Christina Hansen, '09
Bringing About Change in Health Policy
Like many college students, Christina Hansen was saddened and troubled by the 2005 case of Michelle Morse. Morse, a cancer-stricken New Hampshire college senior, faced forfeiting her college health insurance if she took a doctor-advised medical leave to deal with her illness.
Hansen put herself in position to help change federal law to protect students like Morse, whose death six months after graduation sparked New Hampshire to pass “Michelle’s Law,” ensuring health coverage for the state's college students fighting serious illness.
As a UAlbany School of Public Health graduate student doing a summer internship in 2008 with the American Cancer Society Cancer Action Network, Hansen took a lead role in the battle for a federal initiative. She created an “Advocacy Guidebook” and toolkit to foster volunteer efforts by college students.
In addition, Hansen, who earned her master’s in public health from UAlbany in May 2009, helped design a campaign that pushed a petition through the National Collegiate Summit and other events. The grassroots effort helped muster nationwide support for a federal Michelle’s Law; it passed the U.S. Congress and was signed into law by President George W. Bush last fall.
She was honored to participate in its passage and has relished other opportunities to advance public health policies. In January, Hansen was named a Fellow in Public Policy by UAlbany's Center for Women in Government and Civil Society. The fellowship allowed her to work in the Albany office of the American College of Obstetricians and Gynecologists, where she managed a grant to improve electronic fetal monitoring and put together a committee of obstetricians/gynecologists to address patient safety policies.
Hansen, a native of Muscatine, IA, plans to continue to influence health legislation.
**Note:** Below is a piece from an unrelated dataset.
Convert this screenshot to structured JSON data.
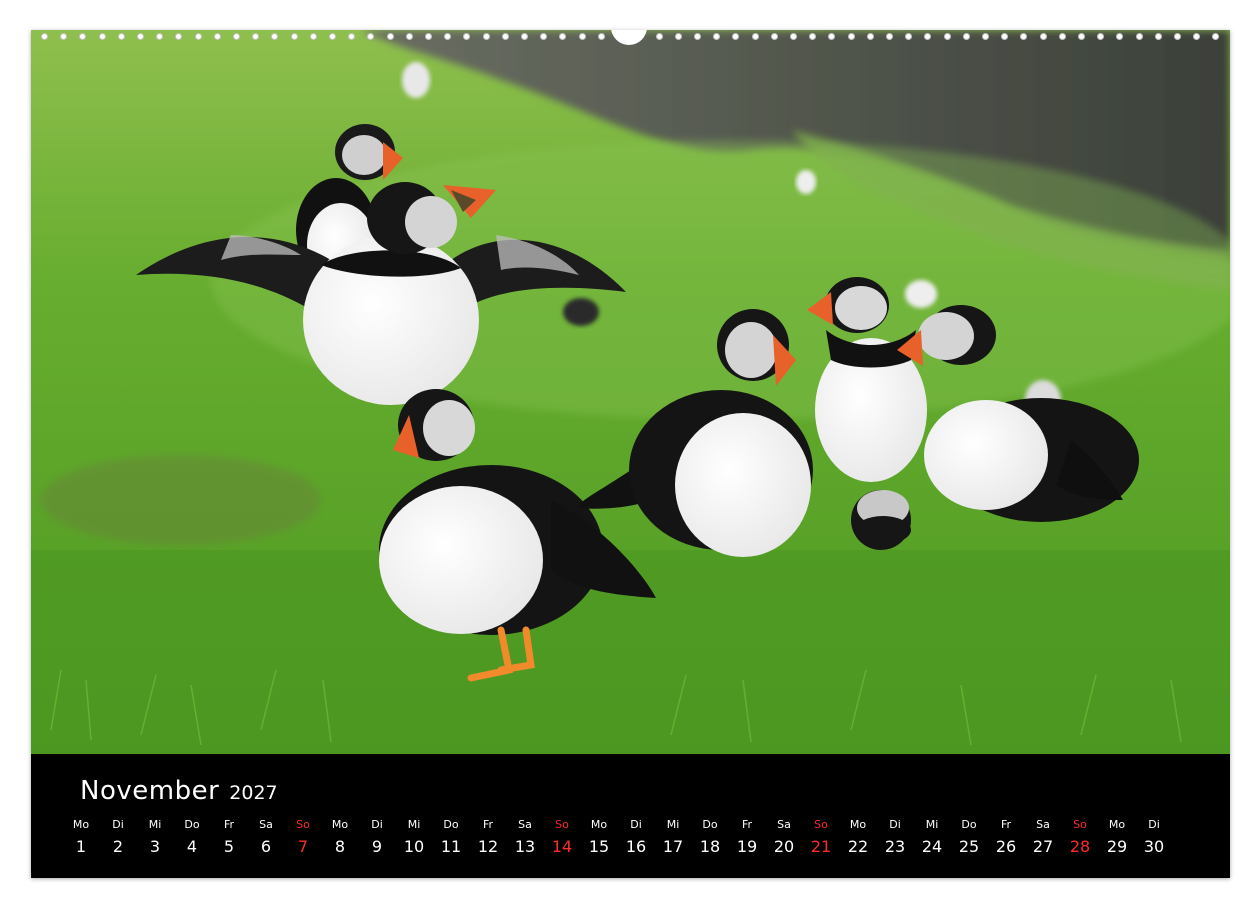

She plans to return to Washington D.C. to use her expertise in the areas of maternal and child health or women's health.
“Whatever I end up doing, I know that my education and experiences through the University at Albany have prepared me to become an influential leader in the field of public health,” said Hansen.